    In 2011, a video of the This American LIfe host talking about creativity spread across the internet. But for Glass, it was a "weirdly impersonal" experience.

    In 2011, David Shiyang Liu created a video that animated words spoken by This American Life's Ira Glass, and posted it to Vimeo. It went crazy viral.

    The original video has logged over 800,000 views alone, and posts of Liu's video on YouTube and elsewhere have added at least another 100,000 views. The video has also inspired a few other videos using Glass' words — and it's apparently become something of a standard exercise for designers and design students.

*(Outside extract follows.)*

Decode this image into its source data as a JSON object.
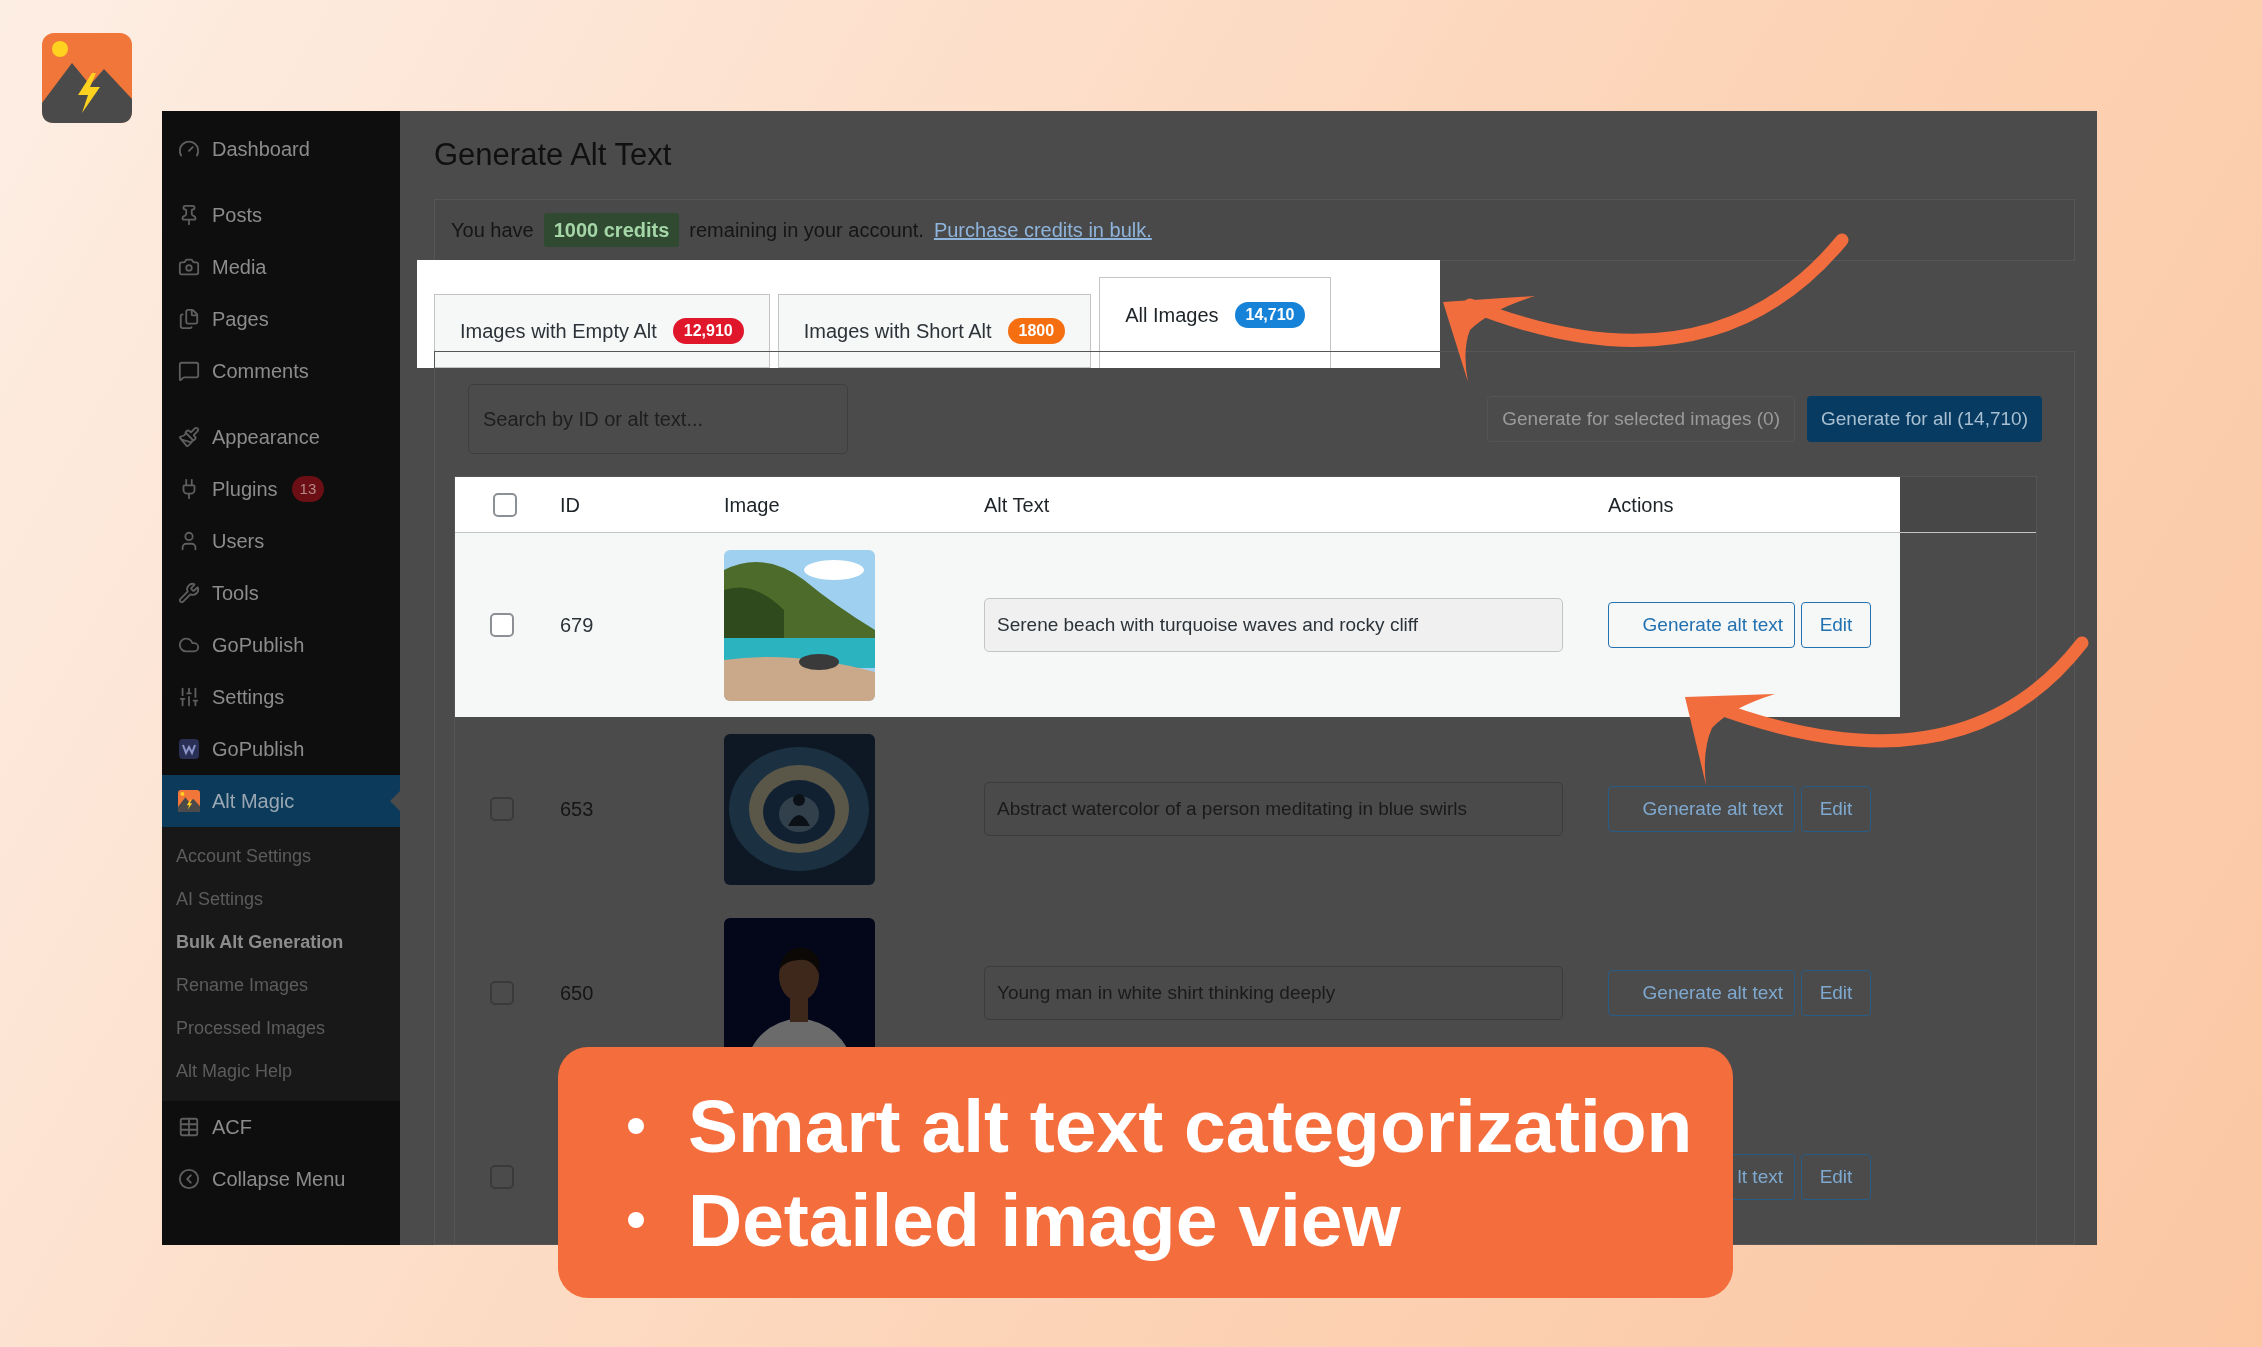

    The audio came from a video Glass had shot for Current TV two years earlier (and posted by PRI on YouTube), in which Glass talked more expansively about the creative process.

    View this video on YouTube

    This is the section from which Liu pulled the audio for his project — note how Liu snipped out the bit about sorghum, among other smart edits. (It's worth watching the entire thing: Here are parts one, two, and four.)

    BuzzFeed recently asked Glass what it was like to watch this all go viral without any input or effort on his part. Here is his response, in his own (lightly edited) words:

    "It’s just so random.

    "I don’t feel proud of it, do you know what I mean, the way I feel proud of episodes of the radio show that I killed myself on.

    It feels like, 'Oh, I said something, and it just got printed on a billboard without me knowing, and I guess that's OK with me.'

    Any time that I Google my own name or search Twitter on my own name, a fair percentage of what's being written about me is just people on the internet passing around those videos. Visibly. Some days, it's more people talking about those videos than talking about the radio show."

    "Still, I won’t rest until it’s a Sheryl Crow song. I’m sorry, that’s like, a terrible line.

    "And so, I feel OK about the video.